Members of the family Vibrionaceae are generally found in marine and brackish environments, playing important roles in nutrient cycling. The Rumoiensis clade is an unconventional group in the genus Vibrio, currently comprising six species from different origins including two species isolated from non-marine environments. In this study, we performed comparative genome analysis of all six species in the clade using their complete genome sequences. We found that two non-marine species, Vibrio casei and Vibrio gangliei, lacked the genes responsible for algal polysaccharide degradation, while a number of glycoside hydrolase genes were enriched in these two species. Expansion of insertion sequences was observed in V. casei and Vibrio rumoiensis, which suggests ongoing genomic changes associated with niche adaptations. The genes responsible for the metabolism of glucosylglycerate, a compound known to play a role as compatible solutes under nitrogen limitation, were conserved across the clade. These characteristics, along with genes encoding species-specific functions, may reflect the habit expansion which has led to the current distribution of Rumoiensis clade species.

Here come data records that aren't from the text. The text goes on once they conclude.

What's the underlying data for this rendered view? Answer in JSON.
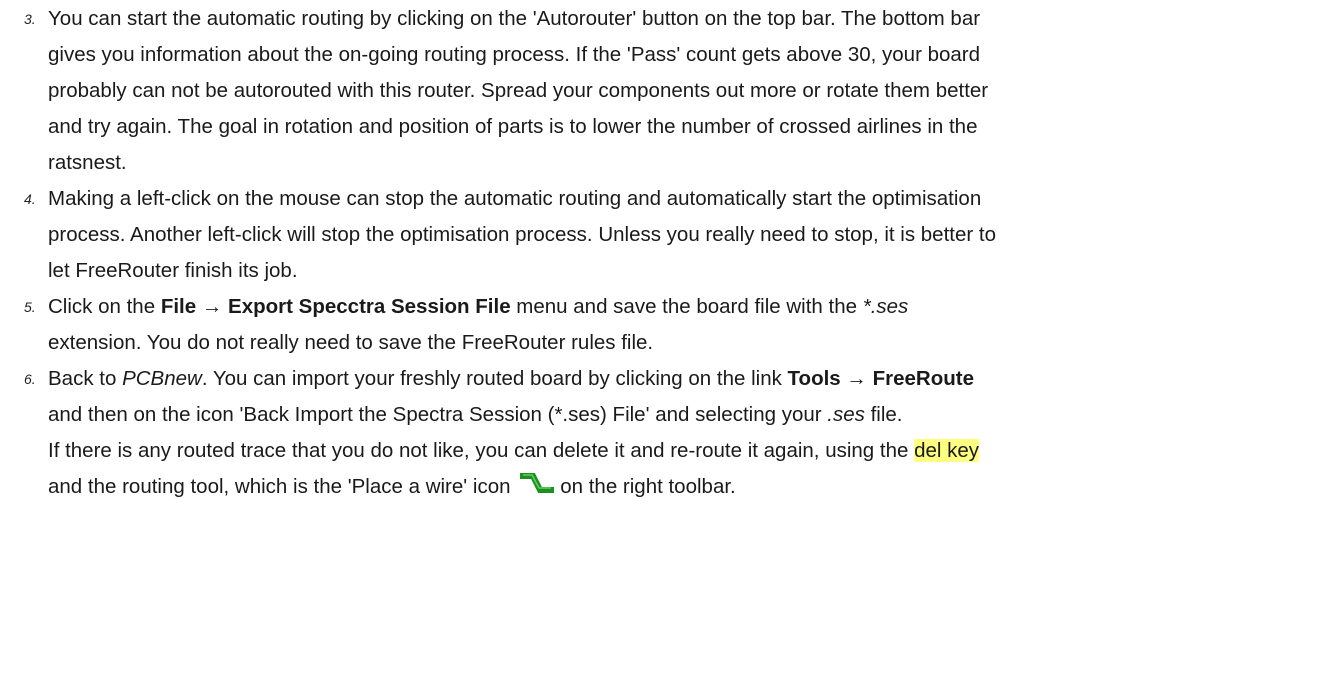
{
  "colors": {
    "highlight": "#ffff80",
    "wire_icon": "#1f8f1f"
  },
  "steps": [
    {
      "number": "3.",
      "lines": [
        "You can start the automatic routing by clicking on the 'Autorouter' button on the top bar. The bottom bar",
        "gives you information about the on-going routing process. If the 'Pass' count gets above 30, your board",
        "probably can not be autorouted with this router. Spread your components out more or rotate them better",
        "and try again. The goal in rotation and position of parts is to lower the number of crossed airlines in the",
        "ratsnest."
      ]
    },
    {
      "number": "4.",
      "lines": [
        "Making a left-click on the mouse can stop the automatic routing and automatically start the optimisation",
        "process. Another left-click will stop the optimisation process. Unless you really need to stop, it is better to",
        "let FreeRouter finish its job."
      ]
    },
    {
      "number": "5.",
      "l1_a": "Click on the ",
      "l1_file": "File",
      "l1_arrow": " → ",
      "l1_export": "Export Specctra Session File",
      "l1_b": " menu and save the board file with the ",
      "l1_ext": "*.ses",
      "l2": "extension. You do not really need to save the FreeRouter rules file."
    },
    {
      "number": "6.",
      "l1_a": "Back to ",
      "l1_pcbnew": "PCBnew",
      "l1_b": ". You can import your freshly routed board by clicking on the link ",
      "l1_tools": "Tools",
      "l1_arrow": " → ",
      "l1_freeroute": "FreeRoute",
      "l2_a": "and then on the icon 'Back Import the Spectra Session (*.ses) File' and selecting your ",
      "l2_ext": ".ses",
      "l2_b": " file.",
      "l3_a": "If there is any routed trace that you do not like, you can delete it and re-route it again, using the ",
      "l3_key": "del key",
      "l4_a": "and the routing tool, which is the 'Place a wire' icon",
      "l4_icon": "place-wire-icon",
      "l4_b": "on the right toolbar."
    }
  ]
}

Genome analysis of all species in a single clade give us valuable insights into the genomic background of the Rumoiensis clade species and emphasize the genomic diversity and versatility of Vibrionaceae.

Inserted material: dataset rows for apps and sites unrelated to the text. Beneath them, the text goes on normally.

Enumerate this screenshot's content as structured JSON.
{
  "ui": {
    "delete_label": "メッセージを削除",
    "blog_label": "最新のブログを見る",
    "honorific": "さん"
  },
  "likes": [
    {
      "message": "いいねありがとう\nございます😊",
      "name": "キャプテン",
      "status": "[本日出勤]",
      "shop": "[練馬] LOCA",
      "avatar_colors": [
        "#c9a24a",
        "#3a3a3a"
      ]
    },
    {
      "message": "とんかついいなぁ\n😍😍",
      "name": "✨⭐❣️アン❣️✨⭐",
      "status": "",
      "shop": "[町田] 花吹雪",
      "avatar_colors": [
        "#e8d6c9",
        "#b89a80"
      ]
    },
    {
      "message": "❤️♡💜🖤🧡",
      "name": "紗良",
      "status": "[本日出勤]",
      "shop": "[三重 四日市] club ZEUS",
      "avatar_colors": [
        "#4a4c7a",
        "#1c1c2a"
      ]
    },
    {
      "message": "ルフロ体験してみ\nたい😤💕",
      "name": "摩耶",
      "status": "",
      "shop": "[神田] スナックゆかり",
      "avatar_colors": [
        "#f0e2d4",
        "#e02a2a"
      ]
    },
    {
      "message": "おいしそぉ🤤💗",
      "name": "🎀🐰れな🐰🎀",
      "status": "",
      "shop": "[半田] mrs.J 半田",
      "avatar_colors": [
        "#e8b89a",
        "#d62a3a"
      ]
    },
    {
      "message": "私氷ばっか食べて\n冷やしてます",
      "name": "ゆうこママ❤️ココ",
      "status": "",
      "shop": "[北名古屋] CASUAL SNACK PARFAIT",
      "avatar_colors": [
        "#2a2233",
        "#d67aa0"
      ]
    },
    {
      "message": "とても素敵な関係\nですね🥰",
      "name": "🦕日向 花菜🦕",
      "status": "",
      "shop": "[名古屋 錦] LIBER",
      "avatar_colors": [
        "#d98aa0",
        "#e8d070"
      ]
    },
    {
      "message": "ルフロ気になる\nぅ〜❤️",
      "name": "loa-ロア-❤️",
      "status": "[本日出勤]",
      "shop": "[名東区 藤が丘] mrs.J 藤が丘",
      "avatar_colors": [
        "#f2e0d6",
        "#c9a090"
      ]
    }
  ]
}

All Science Journal Classification (ASJC) codes
- Ecology, Evolution, Behavior and Systematics